++++ Records supplied

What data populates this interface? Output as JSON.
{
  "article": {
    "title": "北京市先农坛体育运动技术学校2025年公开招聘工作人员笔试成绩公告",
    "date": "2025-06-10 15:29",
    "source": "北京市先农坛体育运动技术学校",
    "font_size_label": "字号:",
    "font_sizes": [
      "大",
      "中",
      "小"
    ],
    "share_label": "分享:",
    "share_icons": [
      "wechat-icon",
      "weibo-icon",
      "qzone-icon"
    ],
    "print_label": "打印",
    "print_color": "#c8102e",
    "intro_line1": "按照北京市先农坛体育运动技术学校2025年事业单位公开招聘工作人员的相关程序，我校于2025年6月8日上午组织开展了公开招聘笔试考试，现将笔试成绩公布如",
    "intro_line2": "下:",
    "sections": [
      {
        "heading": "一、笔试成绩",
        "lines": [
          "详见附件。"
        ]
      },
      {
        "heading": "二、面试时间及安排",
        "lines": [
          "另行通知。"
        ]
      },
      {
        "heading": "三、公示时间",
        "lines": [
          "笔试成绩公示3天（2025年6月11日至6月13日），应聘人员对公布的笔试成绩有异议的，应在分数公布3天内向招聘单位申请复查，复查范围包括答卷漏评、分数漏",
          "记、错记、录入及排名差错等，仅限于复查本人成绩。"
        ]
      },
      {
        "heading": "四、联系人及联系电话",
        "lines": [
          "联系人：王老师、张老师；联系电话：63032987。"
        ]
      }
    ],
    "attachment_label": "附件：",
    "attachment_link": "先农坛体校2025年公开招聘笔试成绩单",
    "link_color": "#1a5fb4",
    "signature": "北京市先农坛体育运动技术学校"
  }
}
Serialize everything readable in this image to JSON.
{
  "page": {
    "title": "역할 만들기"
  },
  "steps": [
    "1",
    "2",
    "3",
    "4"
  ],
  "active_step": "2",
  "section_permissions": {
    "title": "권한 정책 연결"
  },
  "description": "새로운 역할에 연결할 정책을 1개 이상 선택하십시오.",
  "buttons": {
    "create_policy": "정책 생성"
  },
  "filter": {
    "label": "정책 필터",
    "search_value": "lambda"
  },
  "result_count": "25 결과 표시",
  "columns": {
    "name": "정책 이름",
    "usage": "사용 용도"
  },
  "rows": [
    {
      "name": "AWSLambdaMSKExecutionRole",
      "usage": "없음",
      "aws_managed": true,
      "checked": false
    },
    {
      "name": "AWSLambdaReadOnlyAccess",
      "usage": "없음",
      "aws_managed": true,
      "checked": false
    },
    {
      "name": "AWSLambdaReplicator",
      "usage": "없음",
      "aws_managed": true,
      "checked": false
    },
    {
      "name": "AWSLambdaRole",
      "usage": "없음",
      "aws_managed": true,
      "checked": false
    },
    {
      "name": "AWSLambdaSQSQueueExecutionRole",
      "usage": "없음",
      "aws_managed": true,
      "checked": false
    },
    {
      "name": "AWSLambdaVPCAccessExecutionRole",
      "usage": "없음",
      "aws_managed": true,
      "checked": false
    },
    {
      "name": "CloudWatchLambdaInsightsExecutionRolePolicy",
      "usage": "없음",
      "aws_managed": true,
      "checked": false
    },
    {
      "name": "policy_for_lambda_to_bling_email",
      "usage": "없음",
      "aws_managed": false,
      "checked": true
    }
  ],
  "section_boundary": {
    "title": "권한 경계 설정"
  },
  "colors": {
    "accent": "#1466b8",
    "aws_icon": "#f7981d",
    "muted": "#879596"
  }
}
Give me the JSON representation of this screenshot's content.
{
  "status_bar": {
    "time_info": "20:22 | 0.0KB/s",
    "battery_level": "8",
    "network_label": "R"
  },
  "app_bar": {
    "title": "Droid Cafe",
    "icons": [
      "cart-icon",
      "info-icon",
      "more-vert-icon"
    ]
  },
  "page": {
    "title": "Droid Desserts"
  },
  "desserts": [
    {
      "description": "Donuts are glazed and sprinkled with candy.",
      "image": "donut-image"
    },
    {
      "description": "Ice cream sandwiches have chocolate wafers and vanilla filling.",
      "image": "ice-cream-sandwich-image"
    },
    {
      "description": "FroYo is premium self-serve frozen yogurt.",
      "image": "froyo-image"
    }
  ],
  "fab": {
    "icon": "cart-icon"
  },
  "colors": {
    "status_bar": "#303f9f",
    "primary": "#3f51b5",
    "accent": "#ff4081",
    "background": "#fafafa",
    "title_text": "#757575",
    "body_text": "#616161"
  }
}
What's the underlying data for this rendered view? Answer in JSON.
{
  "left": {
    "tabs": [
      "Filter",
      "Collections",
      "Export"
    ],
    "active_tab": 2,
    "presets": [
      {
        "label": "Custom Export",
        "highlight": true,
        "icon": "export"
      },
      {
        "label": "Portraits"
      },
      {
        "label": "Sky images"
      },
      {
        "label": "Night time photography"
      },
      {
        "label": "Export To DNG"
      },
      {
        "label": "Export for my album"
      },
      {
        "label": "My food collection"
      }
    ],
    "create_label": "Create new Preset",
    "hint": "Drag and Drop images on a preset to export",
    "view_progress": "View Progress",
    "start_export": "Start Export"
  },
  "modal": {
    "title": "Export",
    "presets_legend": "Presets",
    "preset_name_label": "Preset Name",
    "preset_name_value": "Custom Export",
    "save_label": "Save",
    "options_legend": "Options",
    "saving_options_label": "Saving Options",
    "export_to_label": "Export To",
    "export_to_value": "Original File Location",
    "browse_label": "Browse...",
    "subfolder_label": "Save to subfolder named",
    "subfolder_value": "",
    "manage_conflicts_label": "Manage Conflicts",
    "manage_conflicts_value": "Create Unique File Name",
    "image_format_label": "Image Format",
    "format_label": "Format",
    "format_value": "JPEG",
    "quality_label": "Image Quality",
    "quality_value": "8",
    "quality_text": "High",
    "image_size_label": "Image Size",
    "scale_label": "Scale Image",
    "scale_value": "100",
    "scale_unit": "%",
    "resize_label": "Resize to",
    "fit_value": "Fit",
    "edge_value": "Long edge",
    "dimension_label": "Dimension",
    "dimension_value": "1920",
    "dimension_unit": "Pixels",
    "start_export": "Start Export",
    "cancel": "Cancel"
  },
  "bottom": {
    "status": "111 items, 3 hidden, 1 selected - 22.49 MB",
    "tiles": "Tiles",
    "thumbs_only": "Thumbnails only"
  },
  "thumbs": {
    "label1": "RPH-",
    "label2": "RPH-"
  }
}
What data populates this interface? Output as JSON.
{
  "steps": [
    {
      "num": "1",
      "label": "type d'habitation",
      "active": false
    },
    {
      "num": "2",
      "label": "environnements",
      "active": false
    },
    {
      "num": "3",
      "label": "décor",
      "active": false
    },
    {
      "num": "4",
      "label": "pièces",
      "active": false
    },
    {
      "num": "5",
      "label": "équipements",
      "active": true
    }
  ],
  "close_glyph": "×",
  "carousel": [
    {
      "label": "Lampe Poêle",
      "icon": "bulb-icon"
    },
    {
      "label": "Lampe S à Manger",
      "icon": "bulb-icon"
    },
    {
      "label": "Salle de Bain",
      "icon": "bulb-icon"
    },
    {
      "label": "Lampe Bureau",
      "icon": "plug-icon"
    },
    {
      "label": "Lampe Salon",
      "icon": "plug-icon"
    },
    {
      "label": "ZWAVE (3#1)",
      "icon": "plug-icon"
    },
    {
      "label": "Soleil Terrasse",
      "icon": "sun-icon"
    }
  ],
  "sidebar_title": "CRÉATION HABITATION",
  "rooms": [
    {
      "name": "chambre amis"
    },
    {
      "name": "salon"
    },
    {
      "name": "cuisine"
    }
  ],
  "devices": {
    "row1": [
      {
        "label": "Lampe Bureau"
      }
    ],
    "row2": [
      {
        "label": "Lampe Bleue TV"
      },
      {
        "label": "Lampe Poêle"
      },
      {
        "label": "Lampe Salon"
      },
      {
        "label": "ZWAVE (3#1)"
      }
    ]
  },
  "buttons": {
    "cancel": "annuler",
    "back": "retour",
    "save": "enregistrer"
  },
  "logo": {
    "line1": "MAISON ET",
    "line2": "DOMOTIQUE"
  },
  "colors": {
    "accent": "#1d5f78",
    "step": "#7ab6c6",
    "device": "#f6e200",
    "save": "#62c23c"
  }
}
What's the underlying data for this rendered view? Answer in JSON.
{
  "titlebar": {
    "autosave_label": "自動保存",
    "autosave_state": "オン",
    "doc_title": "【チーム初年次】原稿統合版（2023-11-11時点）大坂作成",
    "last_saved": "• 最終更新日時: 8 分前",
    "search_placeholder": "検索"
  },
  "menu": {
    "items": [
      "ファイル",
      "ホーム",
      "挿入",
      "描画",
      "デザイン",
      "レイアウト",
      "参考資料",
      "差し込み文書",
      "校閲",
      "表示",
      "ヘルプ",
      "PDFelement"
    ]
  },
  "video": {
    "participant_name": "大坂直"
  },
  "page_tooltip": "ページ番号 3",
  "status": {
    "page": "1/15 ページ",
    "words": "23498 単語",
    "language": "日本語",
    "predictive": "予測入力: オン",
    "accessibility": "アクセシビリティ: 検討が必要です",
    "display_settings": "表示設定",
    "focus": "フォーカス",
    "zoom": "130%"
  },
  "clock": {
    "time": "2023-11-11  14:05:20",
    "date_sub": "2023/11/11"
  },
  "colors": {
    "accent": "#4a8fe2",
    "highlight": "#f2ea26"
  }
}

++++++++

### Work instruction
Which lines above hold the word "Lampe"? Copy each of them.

### Task answer
      "label": "Lampe Poêle",
      "label": "Lampe S à Manger",
      "label": "Lampe Bureau",
      "label": "Lampe Salon",
        "label": "Lampe Bureau"
        "label": "Lampe Bleue TV"
        "label": "Lampe Poêle"
        "label": "Lampe Salon"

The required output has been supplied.